_MATERIAL PROVIDED:_
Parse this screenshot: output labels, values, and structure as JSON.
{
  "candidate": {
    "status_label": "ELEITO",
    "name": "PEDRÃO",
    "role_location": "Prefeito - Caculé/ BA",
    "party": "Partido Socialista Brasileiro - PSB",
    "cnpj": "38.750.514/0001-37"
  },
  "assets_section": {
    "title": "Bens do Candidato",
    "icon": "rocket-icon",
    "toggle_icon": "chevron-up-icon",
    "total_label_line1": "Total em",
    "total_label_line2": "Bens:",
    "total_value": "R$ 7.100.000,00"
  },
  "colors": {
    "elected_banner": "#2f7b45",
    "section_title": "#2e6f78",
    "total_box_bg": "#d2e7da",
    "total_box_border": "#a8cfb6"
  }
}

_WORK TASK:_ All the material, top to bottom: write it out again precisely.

_RESULT OF THE EXERCISE:_
Parse this screenshot: output labels, values, and structure as JSON.
{
  "candidate": {
    "status_label": "ELEITO",
    "name": "PEDRÃO",
    "role_location": "Prefeito - Caculé/ BA",
    "party": "Partido Socialista Brasileiro - PSB",
    "cnpj": "38.750.514/0001-37"
  },
  "assets_section": {
    "title": "Bens do Candidato",
    "icon": "rocket-icon",
    "toggle_icon": "chevron-up-icon",
    "total_label_line1": "Total em",
    "total_label_line2": "Bens:",
    "total_value": "R$ 7.100.000,00"
  },
  "colors": {
    "elected_banner": "#2f7b45",
    "section_title": "#2e6f78",
    "total_box_bg": "#d2e7da",
    "total_box_border": "#a8cfb6"
  }
}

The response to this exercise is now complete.